> [TASK DIRECTIONS] Within the records that follow, find every line containing the string "JSON". Copy those lines.

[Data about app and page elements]
%%

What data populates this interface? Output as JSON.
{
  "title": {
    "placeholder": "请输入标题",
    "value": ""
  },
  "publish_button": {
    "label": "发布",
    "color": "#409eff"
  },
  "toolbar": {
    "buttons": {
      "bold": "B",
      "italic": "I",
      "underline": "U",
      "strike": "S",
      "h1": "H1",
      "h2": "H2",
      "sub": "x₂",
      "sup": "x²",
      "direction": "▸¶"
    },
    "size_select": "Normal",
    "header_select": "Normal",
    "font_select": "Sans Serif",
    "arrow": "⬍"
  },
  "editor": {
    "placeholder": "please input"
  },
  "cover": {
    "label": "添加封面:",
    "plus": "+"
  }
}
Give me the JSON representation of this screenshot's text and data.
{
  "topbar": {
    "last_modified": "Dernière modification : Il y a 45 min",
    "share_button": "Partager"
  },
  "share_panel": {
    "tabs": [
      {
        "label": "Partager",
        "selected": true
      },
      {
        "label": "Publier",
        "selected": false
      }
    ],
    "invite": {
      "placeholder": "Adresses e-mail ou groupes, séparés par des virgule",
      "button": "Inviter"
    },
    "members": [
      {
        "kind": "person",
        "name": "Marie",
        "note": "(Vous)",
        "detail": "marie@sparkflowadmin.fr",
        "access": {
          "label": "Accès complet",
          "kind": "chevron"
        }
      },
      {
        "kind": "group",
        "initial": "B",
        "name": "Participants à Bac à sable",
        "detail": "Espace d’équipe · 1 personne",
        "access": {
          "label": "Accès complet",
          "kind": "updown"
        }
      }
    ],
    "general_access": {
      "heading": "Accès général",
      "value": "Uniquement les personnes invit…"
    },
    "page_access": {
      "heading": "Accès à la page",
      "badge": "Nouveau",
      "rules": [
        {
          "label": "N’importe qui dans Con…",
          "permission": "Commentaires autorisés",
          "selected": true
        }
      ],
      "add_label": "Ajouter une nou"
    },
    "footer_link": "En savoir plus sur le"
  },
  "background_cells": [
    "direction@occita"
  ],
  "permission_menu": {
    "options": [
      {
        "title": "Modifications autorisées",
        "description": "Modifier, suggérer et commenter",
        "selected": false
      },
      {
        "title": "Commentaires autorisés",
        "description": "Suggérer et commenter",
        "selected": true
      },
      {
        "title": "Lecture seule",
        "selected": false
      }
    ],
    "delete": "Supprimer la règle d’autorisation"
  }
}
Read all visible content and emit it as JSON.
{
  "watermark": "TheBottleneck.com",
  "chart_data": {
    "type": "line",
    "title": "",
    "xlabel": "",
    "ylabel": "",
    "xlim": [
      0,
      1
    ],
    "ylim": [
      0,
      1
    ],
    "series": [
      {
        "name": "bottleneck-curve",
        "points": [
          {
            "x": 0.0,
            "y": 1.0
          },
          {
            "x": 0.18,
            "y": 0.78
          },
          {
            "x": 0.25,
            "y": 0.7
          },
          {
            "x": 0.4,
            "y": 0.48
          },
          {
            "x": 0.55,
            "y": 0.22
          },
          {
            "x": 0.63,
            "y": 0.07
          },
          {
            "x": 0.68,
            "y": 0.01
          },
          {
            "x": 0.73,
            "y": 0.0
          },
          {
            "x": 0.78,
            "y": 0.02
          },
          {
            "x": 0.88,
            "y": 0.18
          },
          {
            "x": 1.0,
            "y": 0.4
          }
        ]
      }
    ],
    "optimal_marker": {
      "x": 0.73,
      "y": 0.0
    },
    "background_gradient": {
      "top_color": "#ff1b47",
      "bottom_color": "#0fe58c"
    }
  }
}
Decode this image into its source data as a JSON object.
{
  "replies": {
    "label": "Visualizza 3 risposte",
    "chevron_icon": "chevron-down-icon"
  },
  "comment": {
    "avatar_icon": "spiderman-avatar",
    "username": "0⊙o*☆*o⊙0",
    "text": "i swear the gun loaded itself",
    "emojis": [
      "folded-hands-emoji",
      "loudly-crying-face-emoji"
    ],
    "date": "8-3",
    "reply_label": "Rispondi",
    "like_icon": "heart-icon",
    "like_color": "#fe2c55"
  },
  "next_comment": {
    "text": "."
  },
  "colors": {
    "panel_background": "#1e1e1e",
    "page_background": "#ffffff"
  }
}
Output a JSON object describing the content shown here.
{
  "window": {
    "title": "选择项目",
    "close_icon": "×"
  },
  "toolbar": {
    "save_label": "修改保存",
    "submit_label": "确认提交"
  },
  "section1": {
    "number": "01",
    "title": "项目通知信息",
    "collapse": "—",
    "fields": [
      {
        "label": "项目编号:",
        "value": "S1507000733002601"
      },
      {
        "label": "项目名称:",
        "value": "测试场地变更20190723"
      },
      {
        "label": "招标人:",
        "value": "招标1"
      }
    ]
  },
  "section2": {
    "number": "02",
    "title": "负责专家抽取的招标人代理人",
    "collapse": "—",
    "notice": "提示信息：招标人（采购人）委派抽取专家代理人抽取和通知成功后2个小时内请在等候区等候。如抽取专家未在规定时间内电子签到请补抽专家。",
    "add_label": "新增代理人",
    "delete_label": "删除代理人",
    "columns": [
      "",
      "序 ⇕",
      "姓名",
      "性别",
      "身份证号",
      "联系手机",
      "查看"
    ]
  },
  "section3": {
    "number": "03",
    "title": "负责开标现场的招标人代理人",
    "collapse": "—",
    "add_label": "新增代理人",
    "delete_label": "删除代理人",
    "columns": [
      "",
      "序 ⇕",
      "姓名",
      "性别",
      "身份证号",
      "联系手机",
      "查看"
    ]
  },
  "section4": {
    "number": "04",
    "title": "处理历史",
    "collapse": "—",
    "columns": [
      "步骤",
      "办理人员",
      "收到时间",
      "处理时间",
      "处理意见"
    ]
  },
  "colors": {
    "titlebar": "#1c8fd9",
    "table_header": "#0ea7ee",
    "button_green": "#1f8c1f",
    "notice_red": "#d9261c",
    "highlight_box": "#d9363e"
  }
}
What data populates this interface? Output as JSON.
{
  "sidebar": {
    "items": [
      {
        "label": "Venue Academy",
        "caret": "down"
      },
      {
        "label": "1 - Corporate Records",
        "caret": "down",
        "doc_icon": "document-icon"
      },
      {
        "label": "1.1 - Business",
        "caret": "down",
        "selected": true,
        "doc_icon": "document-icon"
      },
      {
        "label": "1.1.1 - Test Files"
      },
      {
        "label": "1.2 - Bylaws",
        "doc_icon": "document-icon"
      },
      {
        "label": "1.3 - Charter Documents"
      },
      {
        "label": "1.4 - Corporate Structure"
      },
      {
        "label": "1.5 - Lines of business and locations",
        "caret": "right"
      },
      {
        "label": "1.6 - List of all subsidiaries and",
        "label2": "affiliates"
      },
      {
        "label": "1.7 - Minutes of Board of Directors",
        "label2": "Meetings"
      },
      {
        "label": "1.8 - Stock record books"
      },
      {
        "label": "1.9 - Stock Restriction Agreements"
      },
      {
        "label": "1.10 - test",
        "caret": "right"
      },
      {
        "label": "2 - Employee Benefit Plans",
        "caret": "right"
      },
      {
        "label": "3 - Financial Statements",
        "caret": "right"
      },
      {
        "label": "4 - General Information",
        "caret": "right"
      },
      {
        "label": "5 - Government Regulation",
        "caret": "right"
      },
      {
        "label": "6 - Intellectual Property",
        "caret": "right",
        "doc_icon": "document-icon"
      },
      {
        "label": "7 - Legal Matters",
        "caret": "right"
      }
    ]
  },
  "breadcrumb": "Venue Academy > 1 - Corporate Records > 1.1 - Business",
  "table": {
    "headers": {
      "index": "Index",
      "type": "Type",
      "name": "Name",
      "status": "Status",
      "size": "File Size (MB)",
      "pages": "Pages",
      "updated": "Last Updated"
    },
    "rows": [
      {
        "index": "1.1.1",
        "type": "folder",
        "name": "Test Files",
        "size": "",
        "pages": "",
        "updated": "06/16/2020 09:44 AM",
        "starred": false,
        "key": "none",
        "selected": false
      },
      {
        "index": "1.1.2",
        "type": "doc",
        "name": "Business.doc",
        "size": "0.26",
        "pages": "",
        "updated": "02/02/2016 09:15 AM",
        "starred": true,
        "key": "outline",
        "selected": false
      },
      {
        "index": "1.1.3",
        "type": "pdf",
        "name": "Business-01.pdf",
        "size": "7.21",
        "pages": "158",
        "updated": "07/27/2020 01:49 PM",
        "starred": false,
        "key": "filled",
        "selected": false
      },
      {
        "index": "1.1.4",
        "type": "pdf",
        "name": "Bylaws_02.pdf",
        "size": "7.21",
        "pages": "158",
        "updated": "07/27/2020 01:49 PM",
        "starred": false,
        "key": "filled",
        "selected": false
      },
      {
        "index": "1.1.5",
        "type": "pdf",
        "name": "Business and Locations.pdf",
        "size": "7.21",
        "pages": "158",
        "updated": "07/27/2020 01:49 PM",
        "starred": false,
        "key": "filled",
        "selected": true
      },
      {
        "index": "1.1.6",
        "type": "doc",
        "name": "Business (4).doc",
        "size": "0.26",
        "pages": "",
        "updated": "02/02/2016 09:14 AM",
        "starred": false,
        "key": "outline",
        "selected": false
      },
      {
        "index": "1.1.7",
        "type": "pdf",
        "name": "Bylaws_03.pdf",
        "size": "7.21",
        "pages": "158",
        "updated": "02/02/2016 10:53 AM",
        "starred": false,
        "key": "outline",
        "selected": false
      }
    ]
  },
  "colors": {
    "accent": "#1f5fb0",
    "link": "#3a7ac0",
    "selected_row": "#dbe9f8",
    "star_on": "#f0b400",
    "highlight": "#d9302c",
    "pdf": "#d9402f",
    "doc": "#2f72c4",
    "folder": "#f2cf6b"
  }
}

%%

> [EXERCISE RESULT]
What data populates this interface? Output as JSON.
Give me the JSON representation of this screenshot's text and data.
Read all visible content and emit it as JSON.
Decode this image into its source data as a JSON object.
Output a JSON object describing the content shown here.
What data populates this interface? Output as JSON.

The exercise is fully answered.